Dataset entries:

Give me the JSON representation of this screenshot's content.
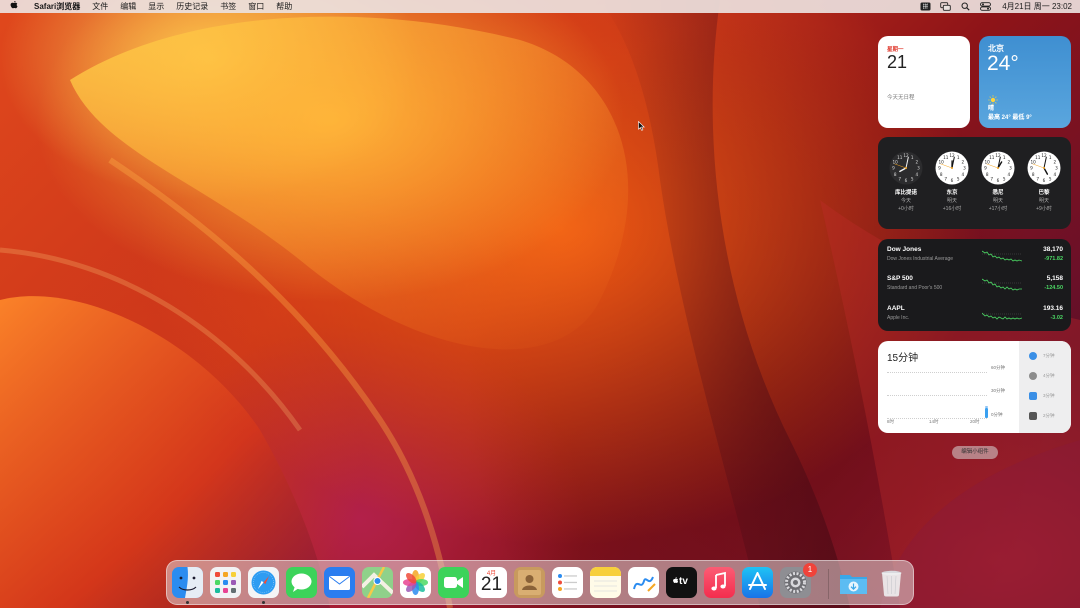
{
  "menubar": {
    "app_name": "Safari浏览器",
    "items": [
      "文件",
      "编辑",
      "显示",
      "历史记录",
      "书签",
      "窗口",
      "帮助"
    ],
    "clock": "4月21日 周一  23:02",
    "status_icons": [
      "input-method-icon",
      "screen-mirroring-icon",
      "search-icon",
      "control-center-icon"
    ]
  },
  "widgets": {
    "calendar": {
      "weekday": "星期一",
      "day": "21",
      "empty_text": "今天无日程"
    },
    "weather": {
      "city": "北京",
      "temp": "24°",
      "condition": "晴",
      "range": "最高 24° 最低 9°",
      "icon": "sun-icon"
    },
    "clocks": [
      {
        "city": "库比提诺",
        "day": "今天",
        "offset": "+0小时",
        "hour": 8,
        "minute": 2,
        "dark": true
      },
      {
        "city": "东京",
        "day": "明天",
        "offset": "+16小时",
        "hour": 0,
        "minute": 2,
        "dark": false
      },
      {
        "city": "悉尼",
        "day": "明天",
        "offset": "+17小时",
        "hour": 1,
        "minute": 2,
        "dark": false
      },
      {
        "city": "巴黎",
        "day": "明天",
        "offset": "+9小时",
        "hour": 5,
        "minute": 2,
        "dark": false
      }
    ],
    "stocks": [
      {
        "symbol": "Dow Jones",
        "name": "Dow Jones Industrial Average",
        "price": "38,170",
        "change": "-971.82"
      },
      {
        "symbol": "S&P 500",
        "name": "Standard and Poor's 500",
        "price": "5,158",
        "change": "-124.50"
      },
      {
        "symbol": "AAPL",
        "name": "Apple Inc.",
        "price": "193.16",
        "change": "-3.02"
      }
    ],
    "screen_time": {
      "total": "15分钟",
      "y_labels": [
        "60分钟",
        "30分钟",
        "0分钟"
      ],
      "x_labels": [
        "8时",
        "14时",
        "20时"
      ],
      "apps": [
        {
          "time": "7分钟",
          "color": "#3a8fe6"
        },
        {
          "time": "4分钟",
          "color": "#8c8c8c"
        },
        {
          "time": "3分钟",
          "color": "#3a8fe6"
        },
        {
          "time": "2分钟",
          "color": "#555555"
        }
      ]
    },
    "edit_button": "编辑小组件"
  },
  "dock": {
    "apps": [
      {
        "name": "finder",
        "running": true
      },
      {
        "name": "launchpad",
        "running": false
      },
      {
        "name": "safari",
        "running": true
      },
      {
        "name": "messages",
        "running": false
      },
      {
        "name": "mail",
        "running": false
      },
      {
        "name": "maps",
        "running": false
      },
      {
        "name": "photos",
        "running": false
      },
      {
        "name": "facetime",
        "running": false
      },
      {
        "name": "calendar",
        "running": false,
        "month": "4月",
        "day": "21"
      },
      {
        "name": "contacts",
        "running": false
      },
      {
        "name": "reminders",
        "running": false
      },
      {
        "name": "notes",
        "running": false
      },
      {
        "name": "freeform",
        "running": false
      },
      {
        "name": "apple-tv",
        "running": false,
        "label": "tv"
      },
      {
        "name": "music",
        "running": false
      },
      {
        "name": "app-store",
        "running": false
      },
      {
        "name": "system-settings",
        "running": false,
        "badge": "1"
      },
      {
        "name": "downloads-folder",
        "running": false
      },
      {
        "name": "trash",
        "running": false
      }
    ]
  }
}
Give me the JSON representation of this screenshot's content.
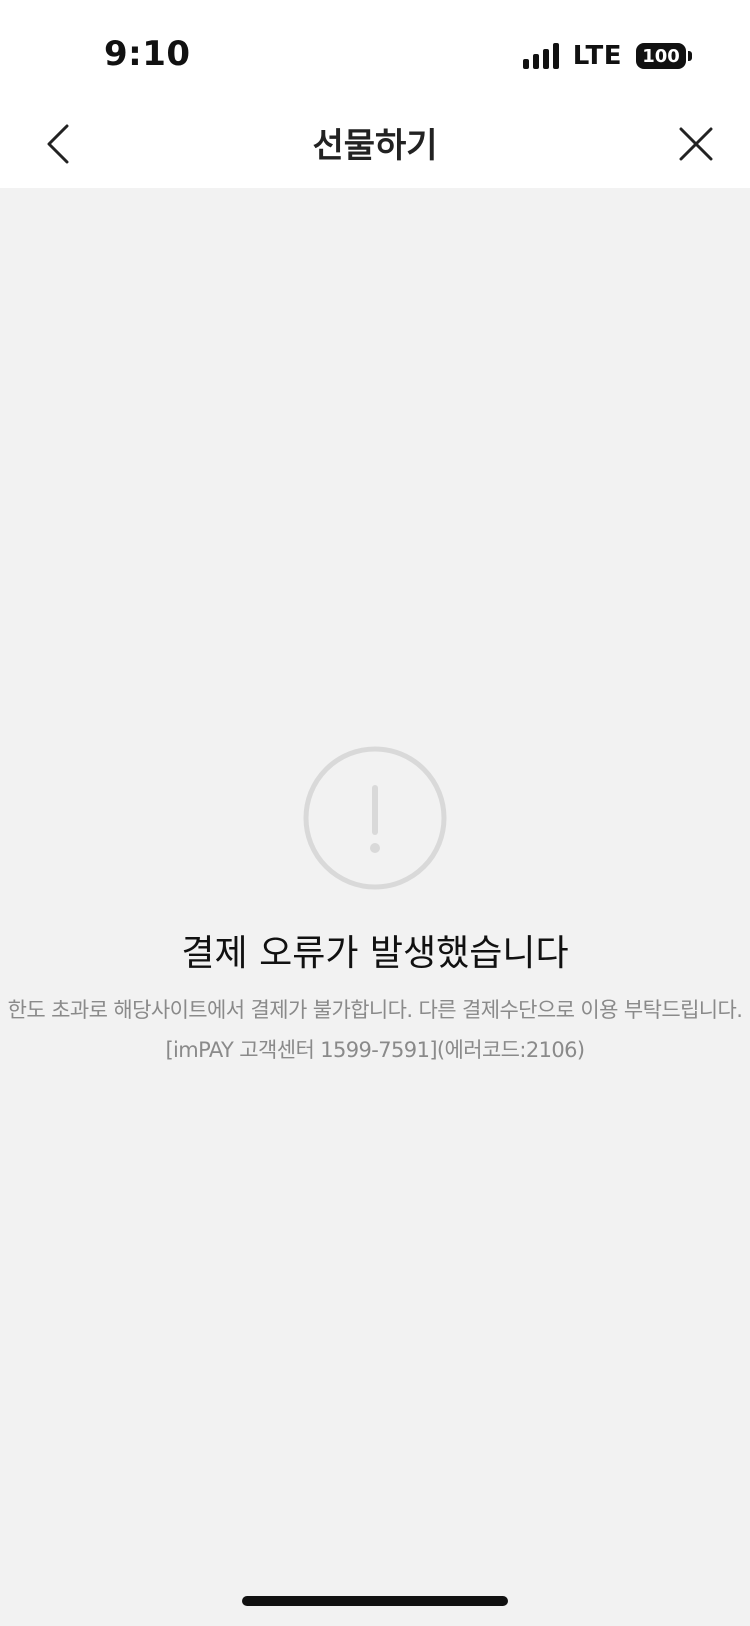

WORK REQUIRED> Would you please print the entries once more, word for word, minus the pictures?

REPLY TO THE EXERCISE>
Give me the JSON representation of this screenshot's content.
{
  "menubar": {
    "app_name": "Safari浏览器",
    "items": [
      "文件",
      "编辑",
      "显示",
      "历史记录",
      "书签",
      "窗口",
      "帮助"
    ],
    "clock": "4月21日 周一  23:02",
    "status_icons": [
      "input-method-icon",
      "screen-mirroring-icon",
      "search-icon",
      "control-center-icon"
    ]
  },
  "widgets": {
    "calendar": {
      "weekday": "星期一",
      "day": "21",
      "empty_text": "今天无日程"
    },
    "weather": {
      "city": "北京",
      "temp": "24°",
      "condition": "晴",
      "range": "最高 24° 最低 9°",
      "icon": "sun-icon"
    },
    "clocks": [
      {
        "city": "库比提诺",
        "day": "今天",
        "offset": "+0小时",
        "hour": 8,
        "minute": 2,
        "dark": true
      },
      {
        "city": "东京",
        "day": "明天",
        "offset": "+16小时",
        "hour": 0,
        "minute": 2,
        "dark": false
      },
      {
        "city": "悉尼",
        "day": "明天",
        "offset": "+17小时",
        "hour": 1,
        "minute": 2,
        "dark": false
      },
      {
        "city": "巴黎",
        "day": "明天",
        "offset": "+9小时",
        "hour": 5,
        "minute": 2,
        "dark": false
      }
    ],
    "stocks": [
      {
        "symbol": "Dow Jones",
        "name": "Dow Jones Industrial Average",
        "price": "38,170",
        "change": "-971.82"
      },
      {
        "symbol": "S&P 500",
        "name": "Standard and Poor's 500",
        "price": "5,158",
        "change": "-124.50"
      },
      {
        "symbol": "AAPL",
        "name": "Apple Inc.",
        "price": "193.16",
        "change": "-3.02"
      }
    ],
    "screen_time": {
      "total": "15分钟",
      "y_labels": [
        "60分钟",
        "30分钟",
        "0分钟"
      ],
      "x_labels": [
        "8时",
        "14时",
        "20时"
      ],
      "apps": [
        {
          "time": "7分钟",
          "color": "#3a8fe6"
        },
        {
          "time": "4分钟",
          "color": "#8c8c8c"
        },
        {
          "time": "3分钟",
          "color": "#3a8fe6"
        },
        {
          "time": "2分钟",
          "color": "#555555"
        }
      ]
    },
    "edit_button": "编辑小组件"
  },
  "dock": {
    "apps": [
      {
        "name": "finder",
        "running": true
      },
      {
        "name": "launchpad",
        "running": false
      },
      {
        "name": "safari",
        "running": true
      },
      {
        "name": "messages",
        "running": false
      },
      {
        "name": "mail",
        "running": false
      },
      {
        "name": "maps",
        "running": false
      },
      {
        "name": "photos",
        "running": false
      },
      {
        "name": "facetime",
        "running": false
      },
      {
        "name": "calendar",
        "running": false,
        "month": "4月",
        "day": "21"
      },
      {
        "name": "contacts",
        "running": false
      },
      {
        "name": "reminders",
        "running": false
      },
      {
        "name": "notes",
        "running": false
      },
      {
        "name": "freeform",
        "running": false
      },
      {
        "name": "apple-tv",
        "running": false,
        "label": "tv"
      },
      {
        "name": "music",
        "running": false
      },
      {
        "name": "app-store",
        "running": false
      },
      {
        "name": "system-settings",
        "running": false,
        "badge": "1"
      },
      {
        "name": "downloads-folder",
        "running": false
      },
      {
        "name": "trash",
        "running": false
      }
    ]
  }
}
Give me the JSON representation of this screenshot's content.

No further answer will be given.